AP Reports Ripple Out
On Aug 10, the AP reported that the South Korean government allowed Samsung to cite trade secret concerns to withhold information about on-the-job chemical exposure from at least six workers compensation petitioners who developed various forms of blood order after working at Samsung’s chip or LCD labs.
Separately, the U.S. news agency released a profile of some victims of Samsung’s blood disorder cluster and a video clip summing up the two reports.
The impact of the reports rippled across the world. On Aug. 10, the Al Jazeera news network dispatched a report derived from the AP accounts. On Aug. 16, Toronto Star, Canada’s largest daily newspaper by circulation, ran the AP pieces on the front page.
Samsung Grows Unsettled
On Aug. 12, the AP, prodded by Samsung, ran the following correction: “The Associated Press reported erroneously that a compensation plan the company offered covers some of the workers’ medical expenses. It covers all their medical expenses.”
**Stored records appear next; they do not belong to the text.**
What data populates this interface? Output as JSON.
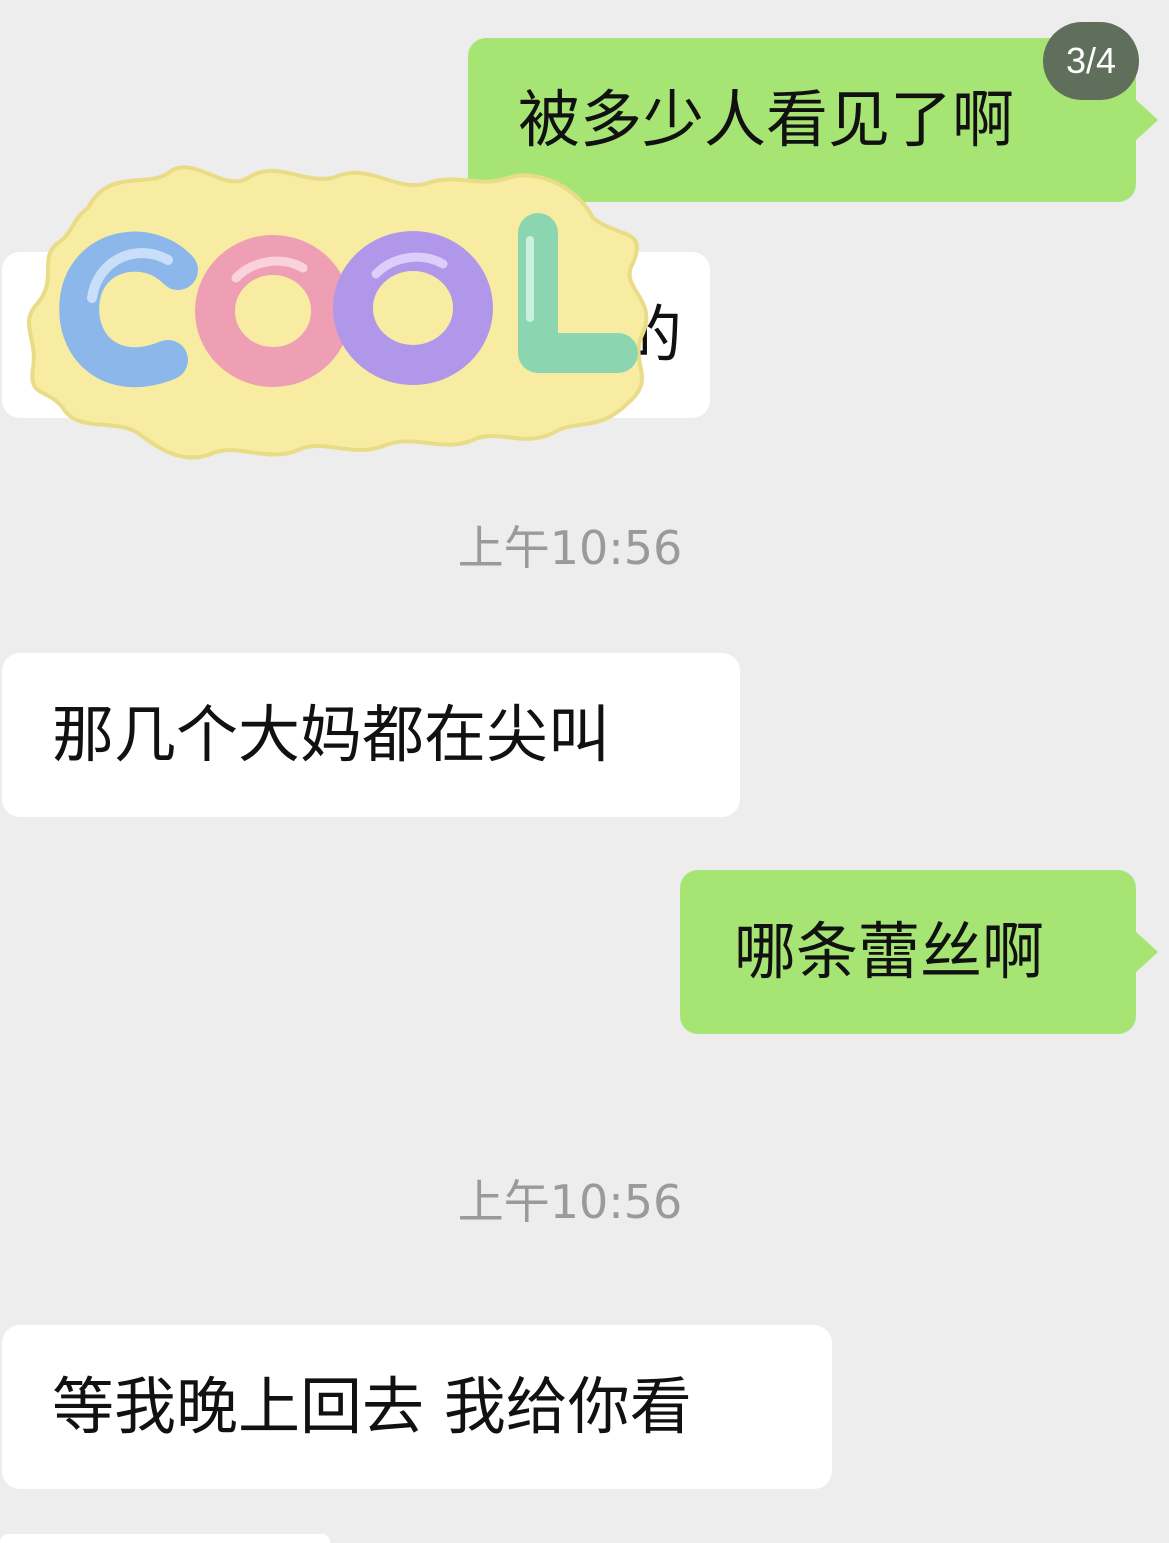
{
  "page_indicator": "3/4",
  "messages": [
    {
      "side": "out",
      "text": "被多少人看见了啊"
    },
    {
      "side": "in",
      "text": "的"
    },
    {
      "side": "in",
      "text": "那几个大妈都在尖叫"
    },
    {
      "side": "out",
      "text": "哪条蕾丝啊"
    },
    {
      "side": "in",
      "text": "等我晚上回去 我给你看"
    }
  ],
  "timestamps": [
    "上午10:56",
    "上午10:56"
  ],
  "sticker": {
    "text": "COOL",
    "letters": [
      "C",
      "O",
      "O",
      "L"
    ]
  },
  "colors": {
    "background": "#ededed",
    "outgoing_bubble": "#a6e573",
    "incoming_bubble": "#ffffff",
    "timestamp_text": "#9a9a9a",
    "badge_background": "#5f6f5c"
  }
}
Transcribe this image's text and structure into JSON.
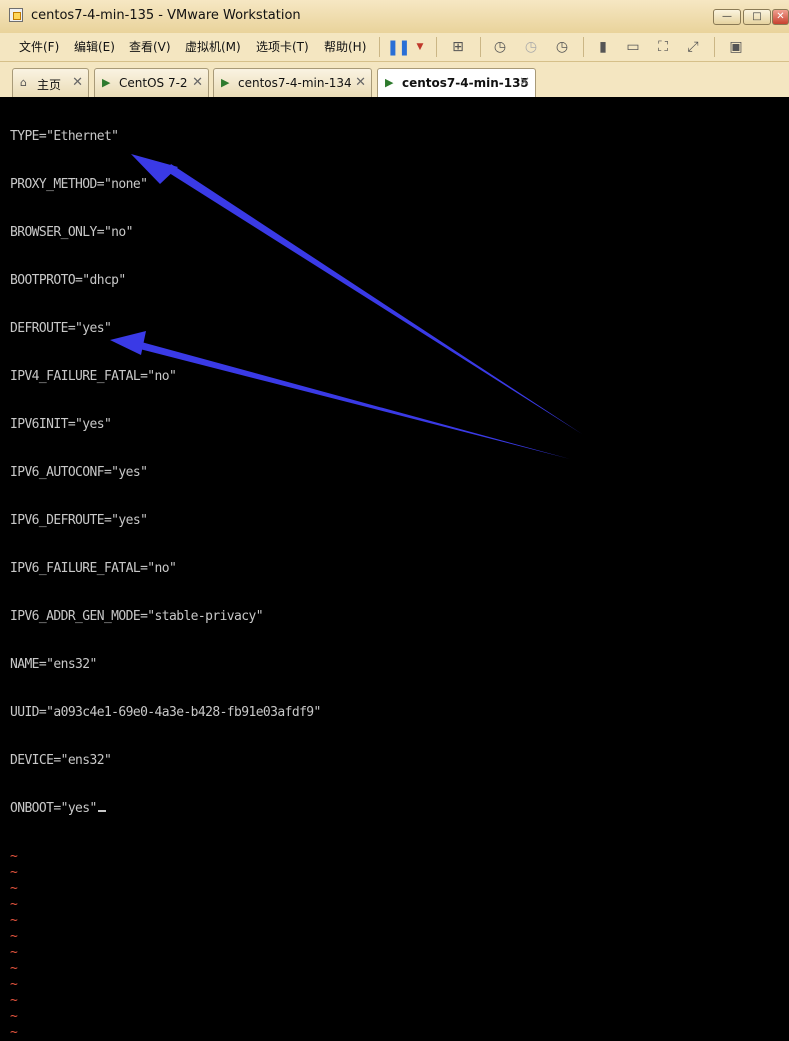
{
  "window": {
    "title": "centos7-4-min-135 - VMware Workstation",
    "controls": {
      "minimize": "—",
      "maximize": "□",
      "close": "✕"
    }
  },
  "menu": {
    "items": [
      "文件(F)",
      "编辑(E)",
      "查看(V)",
      "虚拟机(M)",
      "选项卡(T)",
      "帮助(H)"
    ]
  },
  "toolbar": {
    "icons": [
      "pause-icon",
      "dropdown-icon",
      "send-keys-icon",
      "snapshot-icon",
      "revert-snapshot-icon",
      "snapshot-manager-icon",
      "library-icon",
      "unity-icon",
      "fullscreen-icon",
      "autofit-icon",
      "console-view-icon"
    ]
  },
  "tabs": [
    {
      "label": "主页",
      "icon": "home-icon",
      "active": false
    },
    {
      "label": "CentOS 7-2",
      "icon": "vm-icon",
      "active": false
    },
    {
      "label": "centos7-4-min-134",
      "icon": "vm-icon",
      "active": false
    },
    {
      "label": "centos7-4-min-135",
      "icon": "vm-icon",
      "active": true
    }
  ],
  "tab_close": "✕",
  "console": {
    "lines": [
      "TYPE=\"Ethernet\"",
      "PROXY_METHOD=\"none\"",
      "BROWSER_ONLY=\"no\"",
      "BOOTPROTO=\"dhcp\"",
      "DEFROUTE=\"yes\"",
      "IPV4_FAILURE_FATAL=\"no\"",
      "IPV6INIT=\"yes\"",
      "IPV6_AUTOCONF=\"yes\"",
      "IPV6_DEFROUTE=\"yes\"",
      "IPV6_FAILURE_FATAL=\"no\"",
      "IPV6_ADDR_GEN_MODE=\"stable-privacy\"",
      "NAME=\"ens32\"",
      "UUID=\"a093c4e1-69e0-4a3e-b428-fb91e03afdf9\"",
      "DEVICE=\"ens32\"",
      "ONBOOT=\"yes\""
    ],
    "tilde_lines": 12,
    "tilde_char": "~"
  },
  "colors": {
    "titlebar": "#efdcab",
    "console_bg": "#000000",
    "console_text": "#c8c8c8",
    "tilde": "#e8553e",
    "annotation_arrow": "#3a3ae6"
  }
}
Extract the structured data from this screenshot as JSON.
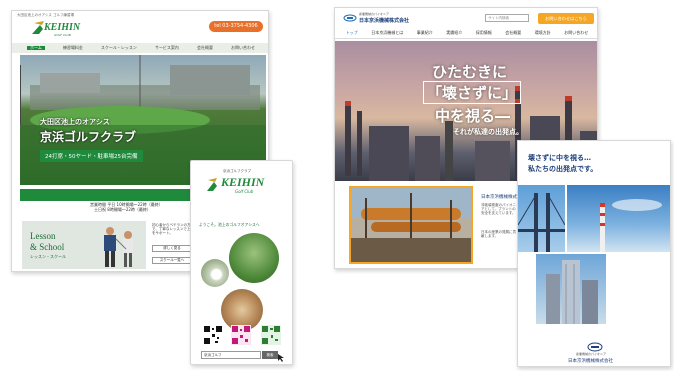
{
  "golf_site": {
    "top_note": "大田区池上のオアシス ゴルフ練習場",
    "logo_text": "KEIHIN",
    "logo_sub": "GOLF CLUB",
    "phone_label": "tel 03-3754-4306",
    "nav": [
      "ホーム",
      "練習場料金",
      "スクール・レッスン",
      "サービス案内",
      "会社概要",
      "お問い合わせ"
    ],
    "hero_tagline": "大田区池上のオアシス",
    "hero_title": "京浜ゴルフクラブ",
    "hero_band": "24打席・50ヤード・駐車場25台完備",
    "hours_line1": "営業時間 平日 10時開場～22時（最終）",
    "hours_line2": "土日祝 8時開場～22時（最終）",
    "lesson_title": "Lesson",
    "lesson_amp": "& School",
    "lesson_sub": "レッスン・スクール",
    "lesson_text": "初心者からベテランの方まで、丁寧なレッスンで上達をサポート。",
    "more_button": "詳しく見る",
    "more_button2": "スクール一覧へ"
  },
  "golf_mobile": {
    "header_small": "京浜ゴルフクラブ",
    "logo_text": "KEIHIN",
    "logo_sub": "Golf Club",
    "welcome": "ようこそ。池上のゴルフオアシスへ",
    "qr_labels": [
      "HP",
      "Instagram",
      "BLOG"
    ],
    "search_value": "京浜ゴルフ",
    "search_button": "検索"
  },
  "corp_site": {
    "company_small": "産業機械のパイオニア",
    "company_name": "日本京浜機械株式会社",
    "search_placeholder": "サイト内検索",
    "contact_button": "お問い合わせはこちら",
    "nav": [
      "トップ",
      "日本京浜機械とは",
      "事業紹介",
      "実績紹介",
      "採用情報",
      "会社概要",
      "環境方針",
      "お問い合わせ"
    ],
    "hero_line1": "ひたむきに",
    "hero_line2": "「壊さずに」",
    "hero_line3": "中を視る―",
    "hero_line4": "それが私達の出発点。",
    "about_title": "日本京浜機械株式会社は",
    "about_text": "非破壊検査のパイオニアとして、プラントの安全を支えています。",
    "about_text2": "日本の産業の発展に貢献します。"
  },
  "corp_brochure": {
    "headline1": "壊さずに中を視る…",
    "headline2": "私たちの出発点です。",
    "footer_small": "産業機械のパイオニア",
    "footer_name": "日本京浜機械株式会社"
  },
  "colors": {
    "golf_green": "#1f8a3b",
    "golf_orange": "#e8702a",
    "corp_blue": "#1e6fb8",
    "corp_navy": "#1d3f7a",
    "corp_yellow": "#f5a623"
  }
}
The world’s largest tech company was just misleading. Indeed, Samsung paid medical bills when former employees were successfully granted compensation for their sickness under its limited and divisive compensation scheme. However, the company now uses its own undisclosed selection criteria for covering these recipients’ post-compensation medical expenses, said Lim Ja-woon, SHARPS’s in-house legal counsel.
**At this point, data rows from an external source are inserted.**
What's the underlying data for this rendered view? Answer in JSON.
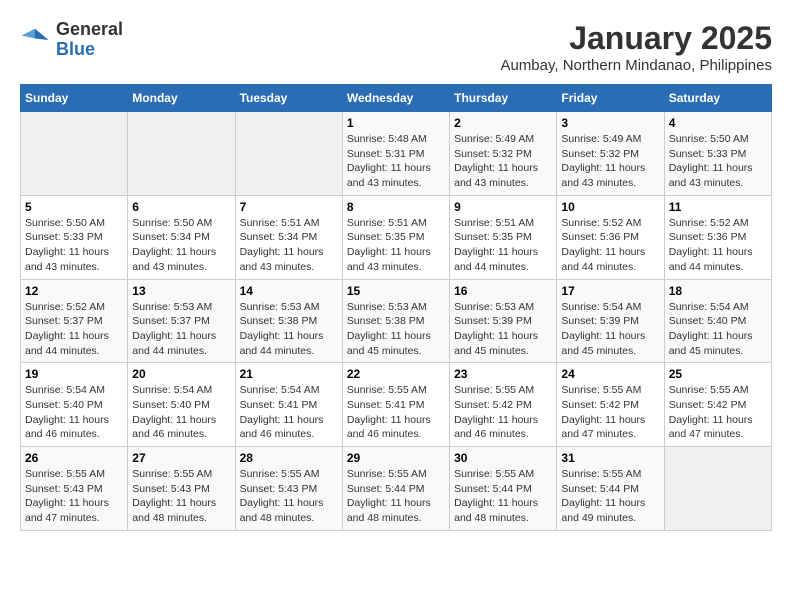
{
  "header": {
    "logo_general": "General",
    "logo_blue": "Blue",
    "title": "January 2025",
    "subtitle": "Aumbay, Northern Mindanao, Philippines"
  },
  "calendar": {
    "days_of_week": [
      "Sunday",
      "Monday",
      "Tuesday",
      "Wednesday",
      "Thursday",
      "Friday",
      "Saturday"
    ],
    "weeks": [
      [
        {
          "day": "",
          "info": ""
        },
        {
          "day": "",
          "info": ""
        },
        {
          "day": "",
          "info": ""
        },
        {
          "day": "1",
          "info": "Sunrise: 5:48 AM\nSunset: 5:31 PM\nDaylight: 11 hours and 43 minutes."
        },
        {
          "day": "2",
          "info": "Sunrise: 5:49 AM\nSunset: 5:32 PM\nDaylight: 11 hours and 43 minutes."
        },
        {
          "day": "3",
          "info": "Sunrise: 5:49 AM\nSunset: 5:32 PM\nDaylight: 11 hours and 43 minutes."
        },
        {
          "day": "4",
          "info": "Sunrise: 5:50 AM\nSunset: 5:33 PM\nDaylight: 11 hours and 43 minutes."
        }
      ],
      [
        {
          "day": "5",
          "info": "Sunrise: 5:50 AM\nSunset: 5:33 PM\nDaylight: 11 hours and 43 minutes."
        },
        {
          "day": "6",
          "info": "Sunrise: 5:50 AM\nSunset: 5:34 PM\nDaylight: 11 hours and 43 minutes."
        },
        {
          "day": "7",
          "info": "Sunrise: 5:51 AM\nSunset: 5:34 PM\nDaylight: 11 hours and 43 minutes."
        },
        {
          "day": "8",
          "info": "Sunrise: 5:51 AM\nSunset: 5:35 PM\nDaylight: 11 hours and 43 minutes."
        },
        {
          "day": "9",
          "info": "Sunrise: 5:51 AM\nSunset: 5:35 PM\nDaylight: 11 hours and 44 minutes."
        },
        {
          "day": "10",
          "info": "Sunrise: 5:52 AM\nSunset: 5:36 PM\nDaylight: 11 hours and 44 minutes."
        },
        {
          "day": "11",
          "info": "Sunrise: 5:52 AM\nSunset: 5:36 PM\nDaylight: 11 hours and 44 minutes."
        }
      ],
      [
        {
          "day": "12",
          "info": "Sunrise: 5:52 AM\nSunset: 5:37 PM\nDaylight: 11 hours and 44 minutes."
        },
        {
          "day": "13",
          "info": "Sunrise: 5:53 AM\nSunset: 5:37 PM\nDaylight: 11 hours and 44 minutes."
        },
        {
          "day": "14",
          "info": "Sunrise: 5:53 AM\nSunset: 5:38 PM\nDaylight: 11 hours and 44 minutes."
        },
        {
          "day": "15",
          "info": "Sunrise: 5:53 AM\nSunset: 5:38 PM\nDaylight: 11 hours and 45 minutes."
        },
        {
          "day": "16",
          "info": "Sunrise: 5:53 AM\nSunset: 5:39 PM\nDaylight: 11 hours and 45 minutes."
        },
        {
          "day": "17",
          "info": "Sunrise: 5:54 AM\nSunset: 5:39 PM\nDaylight: 11 hours and 45 minutes."
        },
        {
          "day": "18",
          "info": "Sunrise: 5:54 AM\nSunset: 5:40 PM\nDaylight: 11 hours and 45 minutes."
        }
      ],
      [
        {
          "day": "19",
          "info": "Sunrise: 5:54 AM\nSunset: 5:40 PM\nDaylight: 11 hours and 46 minutes."
        },
        {
          "day": "20",
          "info": "Sunrise: 5:54 AM\nSunset: 5:40 PM\nDaylight: 11 hours and 46 minutes."
        },
        {
          "day": "21",
          "info": "Sunrise: 5:54 AM\nSunset: 5:41 PM\nDaylight: 11 hours and 46 minutes."
        },
        {
          "day": "22",
          "info": "Sunrise: 5:55 AM\nSunset: 5:41 PM\nDaylight: 11 hours and 46 minutes."
        },
        {
          "day": "23",
          "info": "Sunrise: 5:55 AM\nSunset: 5:42 PM\nDaylight: 11 hours and 46 minutes."
        },
        {
          "day": "24",
          "info": "Sunrise: 5:55 AM\nSunset: 5:42 PM\nDaylight: 11 hours and 47 minutes."
        },
        {
          "day": "25",
          "info": "Sunrise: 5:55 AM\nSunset: 5:42 PM\nDaylight: 11 hours and 47 minutes."
        }
      ],
      [
        {
          "day": "26",
          "info": "Sunrise: 5:55 AM\nSunset: 5:43 PM\nDaylight: 11 hours and 47 minutes."
        },
        {
          "day": "27",
          "info": "Sunrise: 5:55 AM\nSunset: 5:43 PM\nDaylight: 11 hours and 48 minutes."
        },
        {
          "day": "28",
          "info": "Sunrise: 5:55 AM\nSunset: 5:43 PM\nDaylight: 11 hours and 48 minutes."
        },
        {
          "day": "29",
          "info": "Sunrise: 5:55 AM\nSunset: 5:44 PM\nDaylight: 11 hours and 48 minutes."
        },
        {
          "day": "30",
          "info": "Sunrise: 5:55 AM\nSunset: 5:44 PM\nDaylight: 11 hours and 48 minutes."
        },
        {
          "day": "31",
          "info": "Sunrise: 5:55 AM\nSunset: 5:44 PM\nDaylight: 11 hours and 49 minutes."
        },
        {
          "day": "",
          "info": ""
        }
      ]
    ]
  }
}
Perturbed by the AP reports, Samsung released two separate press statements on Aug. 10 and Aug. 13.
In the Aug. 10 statement, the company said, “even if a supplier cites trade secrets to withhold information, the chemical product provided to Samsung has been certified as not containing any toxic substance.” Samsung did not just shift the blame to suppliers, but also blurred the fact that some chemicals used in chip production can react to each other to create toxic substances. This is why full disclosure of all chemicals is important.
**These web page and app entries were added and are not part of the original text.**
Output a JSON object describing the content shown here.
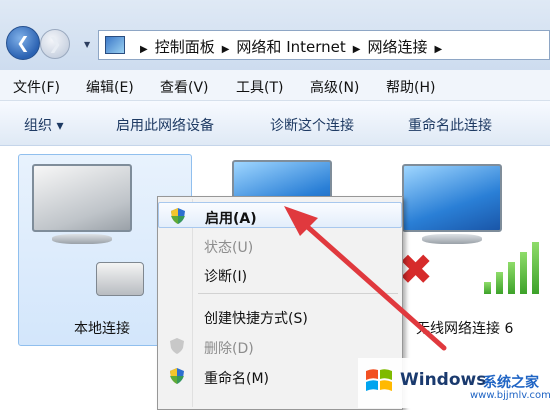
{
  "nav": {
    "back_icon": "back-arrow-icon",
    "forward_icon": "forward-arrow-icon",
    "breadcrumbs": [
      "控制面板",
      "网络和 Internet",
      "网络连接"
    ]
  },
  "menubar": {
    "items": [
      "文件(F)",
      "编辑(E)",
      "查看(V)",
      "工具(T)",
      "高级(N)",
      "帮助(H)"
    ]
  },
  "toolbar": {
    "organize": "组织 ▾",
    "enable_device": "启用此网络设备",
    "diagnose": "诊断这个连接",
    "rename": "重命名此连接"
  },
  "connections": [
    {
      "label": "本地连接",
      "state": "disabled",
      "icon": "wired-network-icon"
    },
    {
      "label": "",
      "state": "enabled",
      "icon": "network-monitor-icon"
    },
    {
      "label": "无线网络连接 6",
      "state": "disconnected",
      "icon": "wireless-network-icon"
    }
  ],
  "context_menu": {
    "items": [
      {
        "label": "启用(A)",
        "state": "highlighted",
        "icon": "uac-shield-icon"
      },
      {
        "label": "状态(U)",
        "state": "disabled"
      },
      {
        "label": "诊断(I)",
        "state": "normal"
      },
      {
        "label": "创建快捷方式(S)",
        "state": "normal"
      },
      {
        "label": "删除(D)",
        "state": "disabled",
        "icon": "uac-shield-icon"
      },
      {
        "label": "重命名(M)",
        "state": "normal",
        "icon": "uac-shield-icon"
      }
    ]
  },
  "watermark": {
    "brand": "Windows",
    "site": "系统之家",
    "url": "www.bjjmlv.com"
  },
  "colors": {
    "annotation_arrow": "#e0393e",
    "selection": "#d3e6fb",
    "accent": "#1f64c4"
  }
}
In the Aug. 13 statement, the company attempted to justify destruction of the entrance logs of one of its cleanrooms, citing a lack of regulatory clarification on such destruction.
The destruction came in 2010, after attempts by the family of Sohn Kyung-joo, a 53-year-old Samsung contractor who died of leukemia a year earlier, to use the logs as evidence of his chemical exposure in his posthumous worker compensation proceedings.
With much information shrouded in secrecy, the daily records of ins and outs of cleanrooms could be major evidence for workers compensation cases. The logs showed how often and long workers and contractors have stayed in the dirt-free chip labs, according to many accounts, limned with chemical smells.
Government’s Freudian Slip
On Aug. 12, South Korea’s Ministry of Employment and Labor denied the AP reports that it, at Samsung’s request, withheld the information. “We designated the information in question as trade secret as defined under law,” said the labor ministry—accidentally admitting that it served Samsung when it should regulate the corporation in the interests of workers safety.
SHARPS’s Sit-in: 300 Days And Still Counting
Since Oct. 7, 2015, SHARPS and its supporters have been staging a sit-in at Samsung D’light, the company’s so-called global exhibition space in south Seoul, calling for the world’s largest technology company to: 1) compensate all victims of occupational disease transparently and sufficiently; and 2) make a sincere and full apology.